Repeat the records below in their entirety, exactly.

┌─ EXERCISE MATERIALS

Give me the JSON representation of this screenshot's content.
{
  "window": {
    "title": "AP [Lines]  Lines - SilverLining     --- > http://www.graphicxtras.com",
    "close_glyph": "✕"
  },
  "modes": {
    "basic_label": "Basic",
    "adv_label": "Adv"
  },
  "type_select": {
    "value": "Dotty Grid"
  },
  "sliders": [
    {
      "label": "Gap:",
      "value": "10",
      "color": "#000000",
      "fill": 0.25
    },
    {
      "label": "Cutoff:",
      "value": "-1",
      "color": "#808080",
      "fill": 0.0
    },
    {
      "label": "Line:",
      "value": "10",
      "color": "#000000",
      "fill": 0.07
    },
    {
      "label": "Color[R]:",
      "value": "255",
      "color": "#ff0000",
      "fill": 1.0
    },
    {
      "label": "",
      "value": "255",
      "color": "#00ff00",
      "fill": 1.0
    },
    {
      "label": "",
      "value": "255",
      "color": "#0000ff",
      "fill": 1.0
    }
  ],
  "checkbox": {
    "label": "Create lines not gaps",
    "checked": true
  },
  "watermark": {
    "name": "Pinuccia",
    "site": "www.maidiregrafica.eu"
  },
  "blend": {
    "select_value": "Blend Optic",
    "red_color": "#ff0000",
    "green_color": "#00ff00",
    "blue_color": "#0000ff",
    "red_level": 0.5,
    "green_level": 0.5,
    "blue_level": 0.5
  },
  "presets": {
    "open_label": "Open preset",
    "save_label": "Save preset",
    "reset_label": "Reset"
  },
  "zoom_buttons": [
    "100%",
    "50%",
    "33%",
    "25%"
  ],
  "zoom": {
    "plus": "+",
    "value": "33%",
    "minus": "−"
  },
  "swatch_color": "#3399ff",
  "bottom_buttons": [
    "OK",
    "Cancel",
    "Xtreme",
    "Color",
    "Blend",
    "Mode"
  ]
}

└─

— THE ANSWER —
Give me the JSON representation of this screenshot's content.
{
  "window": {
    "title": "AP [Lines]  Lines - SilverLining     --- > http://www.graphicxtras.com",
    "close_glyph": "✕"
  },
  "modes": {
    "basic_label": "Basic",
    "adv_label": "Adv"
  },
  "type_select": {
    "value": "Dotty Grid"
  },
  "sliders": [
    {
      "label": "Gap:",
      "value": "10",
      "color": "#000000",
      "fill": 0.25
    },
    {
      "label": "Cutoff:",
      "value": "-1",
      "color": "#808080",
      "fill": 0.0
    },
    {
      "label": "Line:",
      "value": "10",
      "color": "#000000",
      "fill": 0.07
    },
    {
      "label": "Color[R]:",
      "value": "255",
      "color": "#ff0000",
      "fill": 1.0
    },
    {
      "label": "",
      "value": "255",
      "color": "#00ff00",
      "fill": 1.0
    },
    {
      "label": "",
      "value": "255",
      "color": "#0000ff",
      "fill": 1.0
    }
  ],
  "checkbox": {
    "label": "Create lines not gaps",
    "checked": true
  },
  "watermark": {
    "name": "Pinuccia",
    "site": "www.maidiregrafica.eu"
  },
  "blend": {
    "select_value": "Blend Optic",
    "red_color": "#ff0000",
    "green_color": "#00ff00",
    "blue_color": "#0000ff",
    "red_level": 0.5,
    "green_level": 0.5,
    "blue_level": 0.5
  },
  "presets": {
    "open_label": "Open preset",
    "save_label": "Save preset",
    "reset_label": "Reset"
  },
  "zoom_buttons": [
    "100%",
    "50%",
    "33%",
    "25%"
  ],
  "zoom": {
    "plus": "+",
    "value": "33%",
    "minus": "−"
  },
  "swatch_color": "#3399ff",
  "bottom_buttons": [
    "OK",
    "Cancel",
    "Xtreme",
    "Color",
    "Blend",
    "Mode"
  ]
}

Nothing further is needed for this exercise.